Dataset rows for apps and sites:

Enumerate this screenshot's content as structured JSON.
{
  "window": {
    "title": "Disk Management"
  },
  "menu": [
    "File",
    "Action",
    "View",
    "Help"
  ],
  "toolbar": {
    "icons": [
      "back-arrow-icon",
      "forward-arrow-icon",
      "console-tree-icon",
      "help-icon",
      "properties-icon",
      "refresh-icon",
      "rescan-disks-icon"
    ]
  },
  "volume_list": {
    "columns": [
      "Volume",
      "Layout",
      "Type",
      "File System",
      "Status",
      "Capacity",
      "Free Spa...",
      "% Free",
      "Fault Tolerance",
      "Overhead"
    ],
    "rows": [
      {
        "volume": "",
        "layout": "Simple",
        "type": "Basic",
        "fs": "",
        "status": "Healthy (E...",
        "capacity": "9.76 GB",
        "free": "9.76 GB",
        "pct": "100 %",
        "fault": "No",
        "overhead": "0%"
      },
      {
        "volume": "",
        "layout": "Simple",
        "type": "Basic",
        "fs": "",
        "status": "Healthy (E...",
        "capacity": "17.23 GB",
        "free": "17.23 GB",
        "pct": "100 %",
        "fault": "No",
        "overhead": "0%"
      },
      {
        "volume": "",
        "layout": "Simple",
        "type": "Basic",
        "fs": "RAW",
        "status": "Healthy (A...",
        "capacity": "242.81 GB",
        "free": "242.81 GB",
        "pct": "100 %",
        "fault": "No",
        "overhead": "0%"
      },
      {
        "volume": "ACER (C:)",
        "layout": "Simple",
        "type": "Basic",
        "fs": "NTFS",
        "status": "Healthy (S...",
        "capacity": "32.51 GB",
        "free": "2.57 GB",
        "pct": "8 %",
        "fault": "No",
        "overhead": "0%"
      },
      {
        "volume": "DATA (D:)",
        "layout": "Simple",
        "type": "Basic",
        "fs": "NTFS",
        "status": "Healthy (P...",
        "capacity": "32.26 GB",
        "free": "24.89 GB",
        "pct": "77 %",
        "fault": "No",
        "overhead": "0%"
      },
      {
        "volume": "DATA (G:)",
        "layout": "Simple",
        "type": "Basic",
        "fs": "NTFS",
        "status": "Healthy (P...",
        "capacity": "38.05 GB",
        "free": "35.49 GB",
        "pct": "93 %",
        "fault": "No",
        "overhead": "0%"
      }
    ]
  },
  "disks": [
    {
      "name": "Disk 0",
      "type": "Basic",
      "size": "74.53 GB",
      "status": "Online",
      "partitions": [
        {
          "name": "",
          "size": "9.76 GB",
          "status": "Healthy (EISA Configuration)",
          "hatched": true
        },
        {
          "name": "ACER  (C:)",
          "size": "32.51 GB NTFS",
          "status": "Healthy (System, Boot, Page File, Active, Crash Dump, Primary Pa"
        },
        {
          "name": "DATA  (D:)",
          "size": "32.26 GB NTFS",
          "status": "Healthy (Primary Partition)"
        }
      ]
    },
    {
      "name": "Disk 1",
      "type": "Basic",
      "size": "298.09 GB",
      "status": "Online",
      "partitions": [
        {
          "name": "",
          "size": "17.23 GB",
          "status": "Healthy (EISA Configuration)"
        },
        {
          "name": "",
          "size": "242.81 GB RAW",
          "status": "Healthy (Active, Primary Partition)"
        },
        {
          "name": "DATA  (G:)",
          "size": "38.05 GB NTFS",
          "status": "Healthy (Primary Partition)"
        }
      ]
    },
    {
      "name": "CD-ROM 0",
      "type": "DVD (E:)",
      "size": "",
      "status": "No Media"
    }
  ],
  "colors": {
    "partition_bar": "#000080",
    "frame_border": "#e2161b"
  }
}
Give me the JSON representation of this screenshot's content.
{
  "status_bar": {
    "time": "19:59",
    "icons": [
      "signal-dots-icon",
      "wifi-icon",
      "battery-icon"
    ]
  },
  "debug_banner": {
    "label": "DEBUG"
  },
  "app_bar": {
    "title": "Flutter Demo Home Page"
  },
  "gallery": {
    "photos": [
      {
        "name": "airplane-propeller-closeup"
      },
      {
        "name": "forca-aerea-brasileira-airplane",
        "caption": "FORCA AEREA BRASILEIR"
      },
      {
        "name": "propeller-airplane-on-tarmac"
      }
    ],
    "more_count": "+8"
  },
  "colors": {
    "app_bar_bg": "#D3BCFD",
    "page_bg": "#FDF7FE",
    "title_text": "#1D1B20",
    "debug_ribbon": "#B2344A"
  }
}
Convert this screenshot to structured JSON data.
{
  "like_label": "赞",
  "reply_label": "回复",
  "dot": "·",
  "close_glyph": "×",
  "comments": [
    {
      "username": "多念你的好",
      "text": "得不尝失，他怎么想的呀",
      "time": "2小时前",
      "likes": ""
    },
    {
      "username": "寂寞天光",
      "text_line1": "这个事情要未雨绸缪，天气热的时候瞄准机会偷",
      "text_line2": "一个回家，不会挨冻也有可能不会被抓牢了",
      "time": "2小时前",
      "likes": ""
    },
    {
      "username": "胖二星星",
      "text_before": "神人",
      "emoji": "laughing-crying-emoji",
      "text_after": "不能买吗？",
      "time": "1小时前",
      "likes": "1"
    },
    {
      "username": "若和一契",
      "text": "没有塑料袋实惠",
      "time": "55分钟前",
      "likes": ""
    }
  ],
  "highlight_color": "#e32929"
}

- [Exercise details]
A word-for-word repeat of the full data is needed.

- [Response below]
Enumerate this screenshot's content as structured JSON.
{
  "window": {
    "title": "Disk Management"
  },
  "menu": [
    "File",
    "Action",
    "View",
    "Help"
  ],
  "toolbar": {
    "icons": [
      "back-arrow-icon",
      "forward-arrow-icon",
      "console-tree-icon",
      "help-icon",
      "properties-icon",
      "refresh-icon",
      "rescan-disks-icon"
    ]
  },
  "volume_list": {
    "columns": [
      "Volume",
      "Layout",
      "Type",
      "File System",
      "Status",
      "Capacity",
      "Free Spa...",
      "% Free",
      "Fault Tolerance",
      "Overhead"
    ],
    "rows": [
      {
        "volume": "",
        "layout": "Simple",
        "type": "Basic",
        "fs": "",
        "status": "Healthy (E...",
        "capacity": "9.76 GB",
        "free": "9.76 GB",
        "pct": "100 %",
        "fault": "No",
        "overhead": "0%"
      },
      {
        "volume": "",
        "layout": "Simple",
        "type": "Basic",
        "fs": "",
        "status": "Healthy (E...",
        "capacity": "17.23 GB",
        "free": "17.23 GB",
        "pct": "100 %",
        "fault": "No",
        "overhead": "0%"
      },
      {
        "volume": "",
        "layout": "Simple",
        "type": "Basic",
        "fs": "RAW",
        "status": "Healthy (A...",
        "capacity": "242.81 GB",
        "free": "242.81 GB",
        "pct": "100 %",
        "fault": "No",
        "overhead": "0%"
      },
      {
        "volume": "ACER (C:)",
        "layout": "Simple",
        "type": "Basic",
        "fs": "NTFS",
        "status": "Healthy (S...",
        "capacity": "32.51 GB",
        "free": "2.57 GB",
        "pct": "8 %",
        "fault": "No",
        "overhead": "0%"
      },
      {
        "volume": "DATA (D:)",
        "layout": "Simple",
        "type": "Basic",
        "fs": "NTFS",
        "status": "Healthy (P...",
        "capacity": "32.26 GB",
        "free": "24.89 GB",
        "pct": "77 %",
        "fault": "No",
        "overhead": "0%"
      },
      {
        "volume": "DATA (G:)",
        "layout": "Simple",
        "type": "Basic",
        "fs": "NTFS",
        "status": "Healthy (P...",
        "capacity": "38.05 GB",
        "free": "35.49 GB",
        "pct": "93 %",
        "fault": "No",
        "overhead": "0%"
      }
    ]
  },
  "disks": [
    {
      "name": "Disk 0",
      "type": "Basic",
      "size": "74.53 GB",
      "status": "Online",
      "partitions": [
        {
          "name": "",
          "size": "9.76 GB",
          "status": "Healthy (EISA Configuration)",
          "hatched": true
        },
        {
          "name": "ACER  (C:)",
          "size": "32.51 GB NTFS",
          "status": "Healthy (System, Boot, Page File, Active, Crash Dump, Primary Pa"
        },
        {
          "name": "DATA  (D:)",
          "size": "32.26 GB NTFS",
          "status": "Healthy (Primary Partition)"
        }
      ]
    },
    {
      "name": "Disk 1",
      "type": "Basic",
      "size": "298.09 GB",
      "status": "Online",
      "partitions": [
        {
          "name": "",
          "size": "17.23 GB",
          "status": "Healthy (EISA Configuration)"
        },
        {
          "name": "",
          "size": "242.81 GB RAW",
          "status": "Healthy (Active, Primary Partition)"
        },
        {
          "name": "DATA  (G:)",
          "size": "38.05 GB NTFS",
          "status": "Healthy (Primary Partition)"
        }
      ]
    },
    {
      "name": "CD-ROM 0",
      "type": "DVD (E:)",
      "size": "",
      "status": "No Media"
    }
  ],
  "colors": {
    "partition_bar": "#000080",
    "frame_border": "#e2161b"
  }
}
Give me the JSON representation of this screenshot's content.
{
  "status_bar": {
    "time": "19:59",
    "icons": [
      "signal-dots-icon",
      "wifi-icon",
      "battery-icon"
    ]
  },
  "debug_banner": {
    "label": "DEBUG"
  },
  "app_bar": {
    "title": "Flutter Demo Home Page"
  },
  "gallery": {
    "photos": [
      {
        "name": "airplane-propeller-closeup"
      },
      {
        "name": "forca-aerea-brasileira-airplane",
        "caption": "FORCA AEREA BRASILEIR"
      },
      {
        "name": "propeller-airplane-on-tarmac"
      }
    ],
    "more_count": "+8"
  },
  "colors": {
    "app_bar_bg": "#D3BCFD",
    "page_bg": "#FDF7FE",
    "title_text": "#1D1B20",
    "debug_ribbon": "#B2344A"
  }
}
Convert this screenshot to structured JSON data.
{
  "like_label": "赞",
  "reply_label": "回复",
  "dot": "·",
  "close_glyph": "×",
  "comments": [
    {
      "username": "多念你的好",
      "text": "得不尝失，他怎么想的呀",
      "time": "2小时前",
      "likes": ""
    },
    {
      "username": "寂寞天光",
      "text_line1": "这个事情要未雨绸缪，天气热的时候瞄准机会偷",
      "text_line2": "一个回家，不会挨冻也有可能不会被抓牢了",
      "time": "2小时前",
      "likes": ""
    },
    {
      "username": "胖二星星",
      "text_before": "神人",
      "emoji": "laughing-crying-emoji",
      "text_after": "不能买吗？",
      "time": "1小时前",
      "likes": "1"
    },
    {
      "username": "若和一契",
      "text": "没有塑料袋实惠",
      "time": "55分钟前",
      "likes": ""
    }
  ],
  "highlight_color": "#e32929"
}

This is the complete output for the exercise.